◆ EXERCISE
Report all lines from the entries below in which "icon" appears.

[Website and app data records]
◇ ◇ ◇ ◇ ◇

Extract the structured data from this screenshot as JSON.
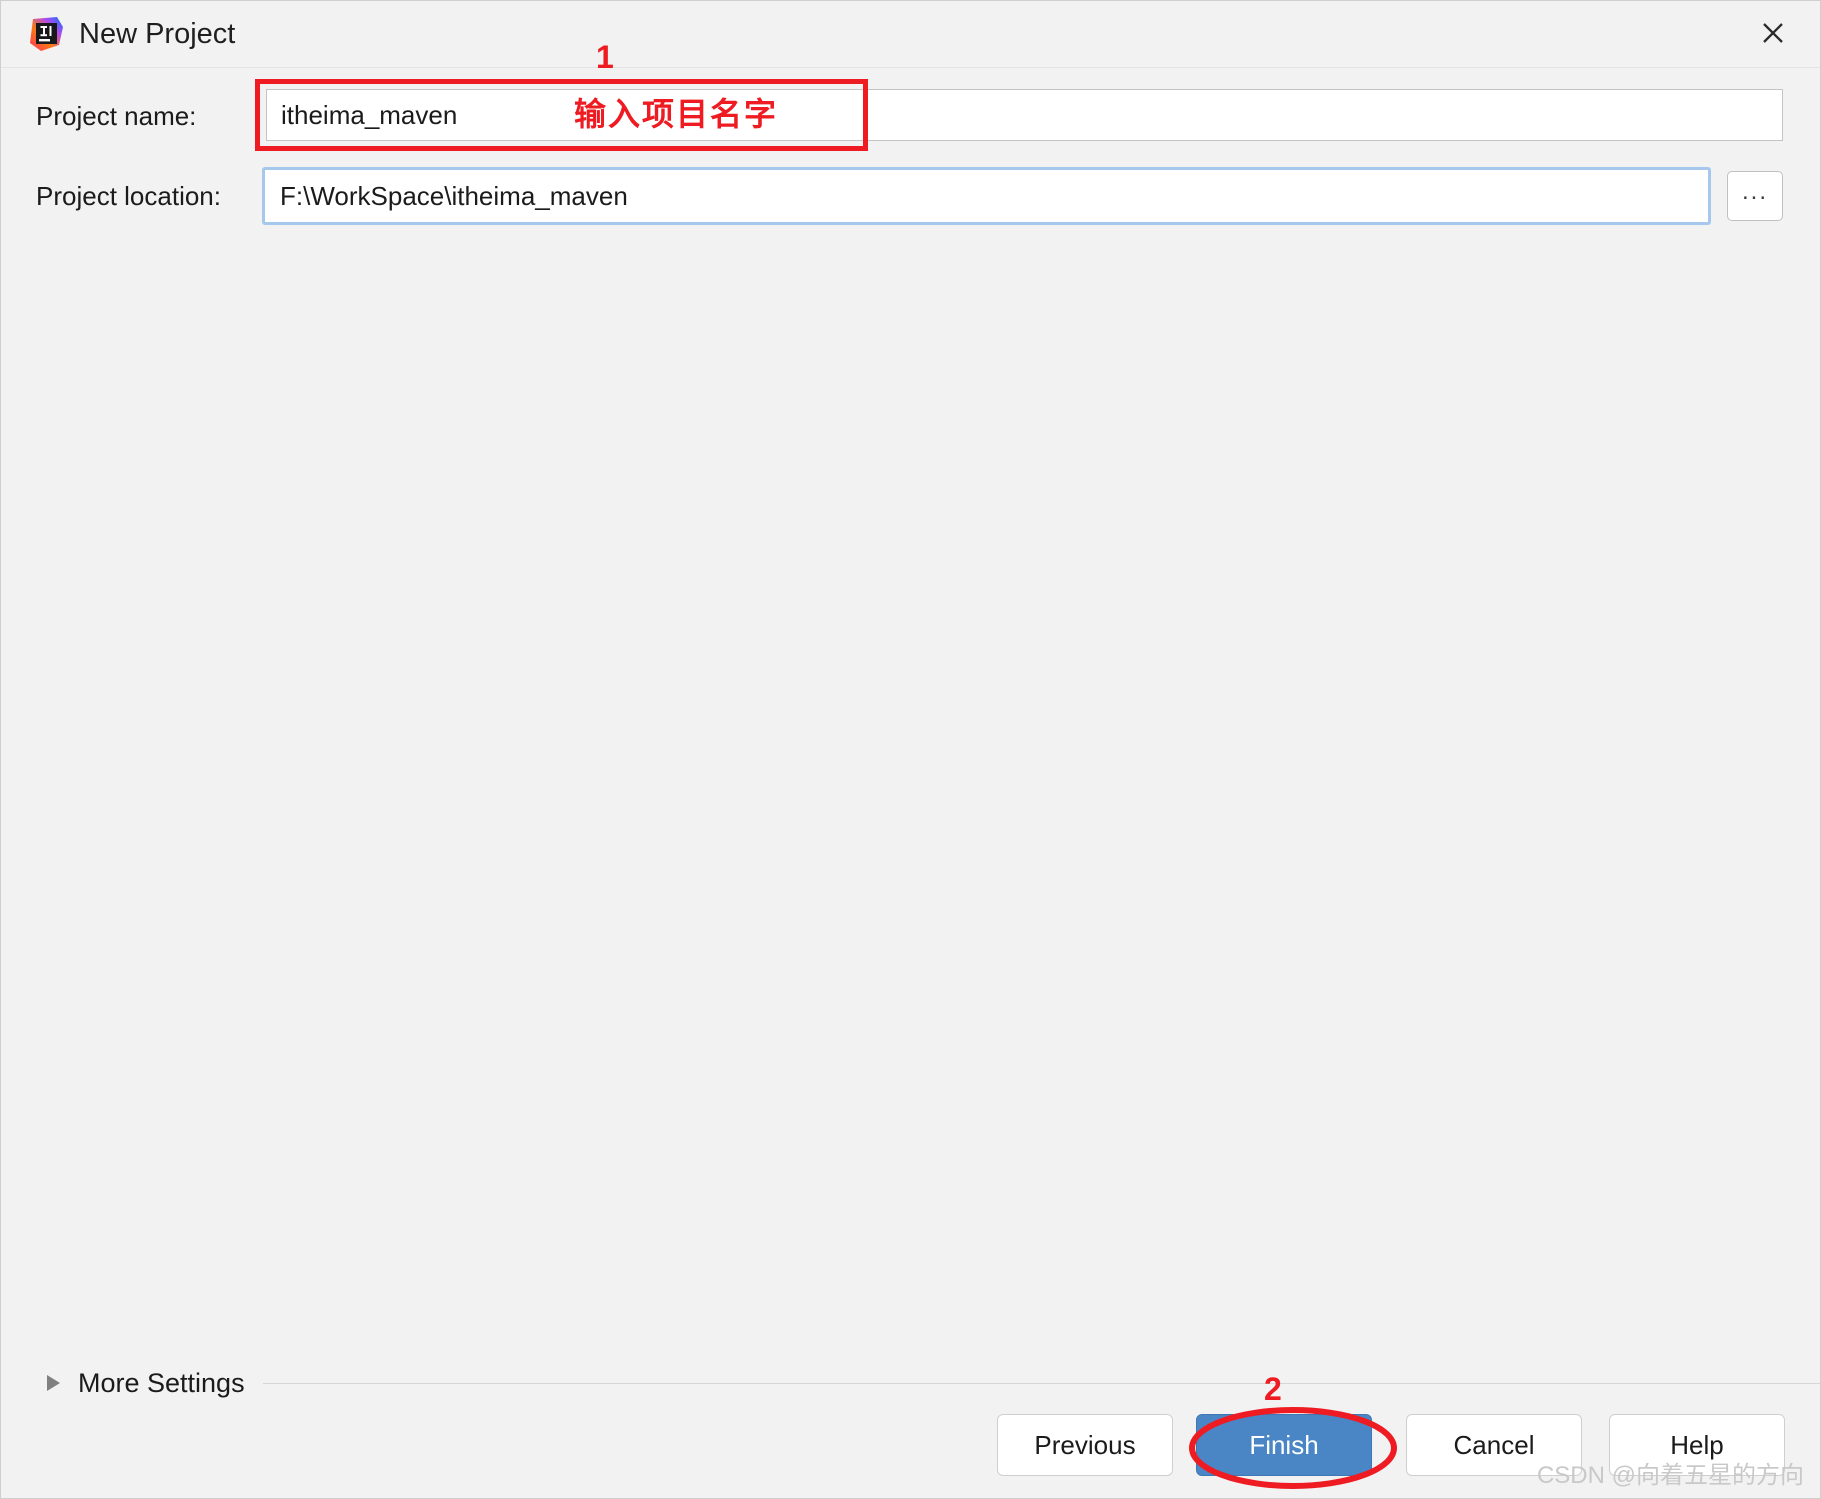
{
  "window": {
    "title": "New Project",
    "app_icon": "intellij-idea-icon",
    "close_icon": "close-icon"
  },
  "form": {
    "project_name": {
      "label": "Project name:",
      "value": "itheima_maven",
      "placeholder": ""
    },
    "project_location": {
      "label": "Project location:",
      "value": "F:\\WorkSpace\\itheima_maven",
      "placeholder": "",
      "browse_label": "..."
    }
  },
  "more_settings": {
    "label": "More Settings",
    "expanded": false,
    "arrow_icon": "chevron-right-icon"
  },
  "footer": {
    "previous_label": "Previous",
    "finish_label": "Finish",
    "cancel_label": "Cancel",
    "help_label": "Help"
  },
  "annotations": {
    "step1_number": "1",
    "step1_text": "输入项目名字",
    "step2_number": "2",
    "color": "#ee1c22"
  },
  "watermark": {
    "text": "CSDN @向着五星的方向"
  },
  "colors": {
    "dialog_bg": "#f2f2f2",
    "field_bg": "#ffffff",
    "focus_ring": "#a6c8ed",
    "primary_button": "#4a86c5",
    "annotation_red": "#ee1c22"
  }
}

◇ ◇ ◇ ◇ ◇

◆ ANSWER BOX
    "app_icon": "intellij-idea-icon",
    "close_icon": "close-icon"
    "arrow_icon": "chevron-right-icon"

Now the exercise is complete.